Publisher: Dreamspike Studios
Developer: Dreamspike Studios
Minimum requirements: Windows 95/98/NT/XP/Vista, 85 MB hard-drive space
Genre: Real-Time Strategy
Release date: Available now
Review by: Michael Smith
I’m old enough to remember the days when programmers would write their games on their own in their basements, copying them onto cassette tapes and selling them in plastic sandwich bags. Those days are long gone, but every so often the spirit of the independent game designer pops back up into the modern gaming world. Such is the case with Space War Commander, a decidedly low-tech but surprisingly engaging strategy game from Gamespike Studios.
At first glance, SWC looks like a traditional board game. An 11×11 grid of squares contains various game icons representing ships, asteroids, planets and space stations. One of these stations is your home base, where all of your ships originate. Your mission is to create a fleet of ships and use them to destroy the enemy base, but there’s a catch. Some unknown infiltrator has activated your base’s self-destruct mechanism, so you have to devise a strategy that leads to the fastest victory possible.
Gameplay is RTS-lite. There’s no tedious base-building involved, allowing you to concentrate on resource gathering and combat. You start with a set amount of money to spend on your fleet (you have a choice of seven ship types, all of which are available at the beginning of the round). Some ships are fast, cheap and fairly weak, while others are slow but tough and powerful, but all will earn you income if you park them on asteroids or planets. There’s also a traditional harvester ship that can be sent from asteroids and planets to each level’s star base, where its cargo is dropped off for more cash. Once you have the forces you think you need, two clicks are all that is required to send them into battle. Icons in the upper-right corner of the screen show you the condition of ships in combat. Ships only fight when they are both in the same grid square, so if your vessel is about to be defeated, you can pull it back and let it repair itself before rejoining the battle.

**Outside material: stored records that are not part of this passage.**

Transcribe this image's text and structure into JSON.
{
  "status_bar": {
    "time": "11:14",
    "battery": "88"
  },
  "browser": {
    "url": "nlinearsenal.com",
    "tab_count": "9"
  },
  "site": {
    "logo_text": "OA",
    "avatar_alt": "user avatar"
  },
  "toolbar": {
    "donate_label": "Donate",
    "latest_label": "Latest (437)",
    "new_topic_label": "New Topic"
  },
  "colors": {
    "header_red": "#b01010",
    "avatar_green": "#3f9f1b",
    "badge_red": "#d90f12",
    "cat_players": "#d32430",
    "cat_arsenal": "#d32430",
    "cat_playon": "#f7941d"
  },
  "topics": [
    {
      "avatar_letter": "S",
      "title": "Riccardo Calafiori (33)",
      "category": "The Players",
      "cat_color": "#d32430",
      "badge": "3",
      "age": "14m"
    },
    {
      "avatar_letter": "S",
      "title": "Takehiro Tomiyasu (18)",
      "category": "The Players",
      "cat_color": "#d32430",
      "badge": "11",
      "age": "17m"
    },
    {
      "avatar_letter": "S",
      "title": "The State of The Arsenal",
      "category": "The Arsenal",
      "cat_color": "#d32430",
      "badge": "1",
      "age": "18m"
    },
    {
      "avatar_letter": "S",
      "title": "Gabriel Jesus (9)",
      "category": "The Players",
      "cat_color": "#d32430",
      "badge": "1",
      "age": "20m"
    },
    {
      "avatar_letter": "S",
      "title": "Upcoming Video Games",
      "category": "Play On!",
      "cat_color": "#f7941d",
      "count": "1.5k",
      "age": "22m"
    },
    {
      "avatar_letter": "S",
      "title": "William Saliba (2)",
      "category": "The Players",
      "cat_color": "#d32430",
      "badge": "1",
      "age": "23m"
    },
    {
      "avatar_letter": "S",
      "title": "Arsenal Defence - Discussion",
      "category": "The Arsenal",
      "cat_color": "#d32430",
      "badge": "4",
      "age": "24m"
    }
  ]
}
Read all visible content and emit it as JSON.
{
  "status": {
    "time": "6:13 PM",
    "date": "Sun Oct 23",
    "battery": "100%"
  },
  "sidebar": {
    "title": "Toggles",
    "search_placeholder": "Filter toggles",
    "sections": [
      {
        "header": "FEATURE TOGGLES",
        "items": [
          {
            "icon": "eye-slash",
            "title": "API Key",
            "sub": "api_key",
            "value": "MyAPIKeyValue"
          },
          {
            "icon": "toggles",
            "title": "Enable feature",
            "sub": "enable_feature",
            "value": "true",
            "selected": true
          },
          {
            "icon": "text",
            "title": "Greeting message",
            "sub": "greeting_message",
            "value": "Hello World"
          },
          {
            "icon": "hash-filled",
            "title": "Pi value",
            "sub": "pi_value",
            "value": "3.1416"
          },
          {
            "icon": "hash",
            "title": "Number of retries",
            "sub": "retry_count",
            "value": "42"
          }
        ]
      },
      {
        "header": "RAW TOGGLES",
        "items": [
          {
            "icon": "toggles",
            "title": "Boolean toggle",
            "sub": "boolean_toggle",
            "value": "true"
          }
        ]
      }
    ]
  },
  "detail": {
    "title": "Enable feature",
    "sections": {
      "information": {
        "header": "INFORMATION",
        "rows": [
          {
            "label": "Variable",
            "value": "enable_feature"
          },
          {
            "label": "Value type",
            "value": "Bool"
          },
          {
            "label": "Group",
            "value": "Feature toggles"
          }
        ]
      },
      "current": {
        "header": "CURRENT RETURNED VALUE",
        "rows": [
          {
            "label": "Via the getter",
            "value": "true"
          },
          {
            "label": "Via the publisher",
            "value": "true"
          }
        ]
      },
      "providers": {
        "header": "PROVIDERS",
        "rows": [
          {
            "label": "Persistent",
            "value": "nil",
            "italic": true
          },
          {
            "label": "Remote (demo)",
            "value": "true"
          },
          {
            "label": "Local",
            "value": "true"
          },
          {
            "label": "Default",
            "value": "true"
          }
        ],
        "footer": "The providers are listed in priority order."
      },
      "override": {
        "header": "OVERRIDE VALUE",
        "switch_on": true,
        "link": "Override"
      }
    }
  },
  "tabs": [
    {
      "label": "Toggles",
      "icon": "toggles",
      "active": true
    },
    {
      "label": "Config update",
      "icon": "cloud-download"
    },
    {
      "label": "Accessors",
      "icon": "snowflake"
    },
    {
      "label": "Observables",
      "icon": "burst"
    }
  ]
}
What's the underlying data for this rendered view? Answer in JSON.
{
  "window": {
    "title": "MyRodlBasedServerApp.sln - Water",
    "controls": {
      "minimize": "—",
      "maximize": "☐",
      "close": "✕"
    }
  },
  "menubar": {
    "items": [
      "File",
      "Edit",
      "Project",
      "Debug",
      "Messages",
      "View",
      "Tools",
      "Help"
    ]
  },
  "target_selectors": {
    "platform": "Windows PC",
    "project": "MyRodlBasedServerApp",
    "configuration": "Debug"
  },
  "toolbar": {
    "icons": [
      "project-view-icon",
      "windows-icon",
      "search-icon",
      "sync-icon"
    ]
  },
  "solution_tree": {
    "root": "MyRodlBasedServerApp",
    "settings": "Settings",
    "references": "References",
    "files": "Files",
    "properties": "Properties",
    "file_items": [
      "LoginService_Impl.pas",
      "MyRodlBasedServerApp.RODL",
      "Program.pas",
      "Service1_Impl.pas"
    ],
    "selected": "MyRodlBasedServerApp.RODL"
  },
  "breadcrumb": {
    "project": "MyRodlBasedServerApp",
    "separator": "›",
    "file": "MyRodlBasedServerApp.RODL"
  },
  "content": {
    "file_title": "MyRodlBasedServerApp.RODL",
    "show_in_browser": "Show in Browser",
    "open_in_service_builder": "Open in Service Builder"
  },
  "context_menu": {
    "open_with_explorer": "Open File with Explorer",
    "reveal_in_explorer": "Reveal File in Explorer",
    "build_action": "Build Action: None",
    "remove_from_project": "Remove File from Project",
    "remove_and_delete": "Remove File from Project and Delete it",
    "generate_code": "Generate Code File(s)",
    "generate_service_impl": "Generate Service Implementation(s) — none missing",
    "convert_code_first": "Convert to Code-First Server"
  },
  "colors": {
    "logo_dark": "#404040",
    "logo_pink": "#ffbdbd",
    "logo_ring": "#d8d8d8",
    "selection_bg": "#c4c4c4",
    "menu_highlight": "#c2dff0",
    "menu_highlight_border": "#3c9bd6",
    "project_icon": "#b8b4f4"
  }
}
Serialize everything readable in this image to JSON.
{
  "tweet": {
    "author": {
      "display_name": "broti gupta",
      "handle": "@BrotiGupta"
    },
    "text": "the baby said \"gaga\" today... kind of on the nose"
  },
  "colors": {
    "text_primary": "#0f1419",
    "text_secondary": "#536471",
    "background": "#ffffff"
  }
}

The first four campaign levels (there are 30 in all) serve as tutorials, showing you the basics of the game. Starting with level 5, a bare-bones story starts to take shape. Humans have been hunted down and exterminated centuries after conquering the known universe, but before they were defeated they created a race of androids programmed to recover the past glory of humanity. Each of the levels is like a puzzle, becoming increasingly complex as you progress. New races are added, some of whom are enemies who must be defeated, while others leave you alone if you don’t cross their paths. Some levels require a bit of strategic subtlety, while others demand shock-and-awe bull rushes for success to be achieved. Along with the campaign, there is a quasi-skirmish mode called Gauntlet, which is divided into eight sets of five randomized maps. You are given a set amount of money that must be made to last through all five battles in each gauntlet, and you could face as many as four other races on the same map. If you fail in any of the maps, you have to start again at the first one.
On the surface, SWC seems like a simple game, but appearances can be deceiving. Once you complete the tutorial levels, gameplay difficulty ramps up considerably. Despite the manual and walkthrough included with the game, it took me more than 20 tries to finally finish two of the first 10 levels (I know this because designer Alex Kutsenok and his five-person team thoughtfully included a counter on the HUD). The Gauntlet mode is even worse. I wasn’t able to successfully pass even one of the missions. This is partly because of my relative inexperience with strategy games, and partly because enemy races earn resources without having to send a harvester out into the galaxy, giving them a frustratingly unfair advantage. There are, however, other problems. There is no way for you to undo a decision, even before a level begins; an “undo” button would have been a nice feature. Enemy AI is dumb as a doorpost; if you have a ship in the path of an enemy, it will fire a few shots at you and just keep on going toward its destination (except for pirates, who will chase you and fight to the death). The ship types and designs are the same for all races in the game (including your own), which seems unlikely but was no doubt done for simplicity’s sake. The game also defaults to a very retro 640×480 screen resolution, with a maximum of 1280×800, so those of you with huge widescreen monitors will find that most of your visual landscape is going unused.
Kudos to Mr. Kutsenok and his team for creating a simple, yet addictive, space combat sim. It’s inexpensive, it’ll run on anybody’s rig and it’s immersive enough to have you ranting at the monitor when you fail for the 17th time on the same level. The resource-gathering system puts you behind the eight-ball from the start, some of the levels are very difficult (even with the help of the walkthrough), and the game is single-player only (a local multiplayer mode at the very least would have been a great addition), but grognards looking for a break from the modern RTS heavy hitters will find much to enjoy here.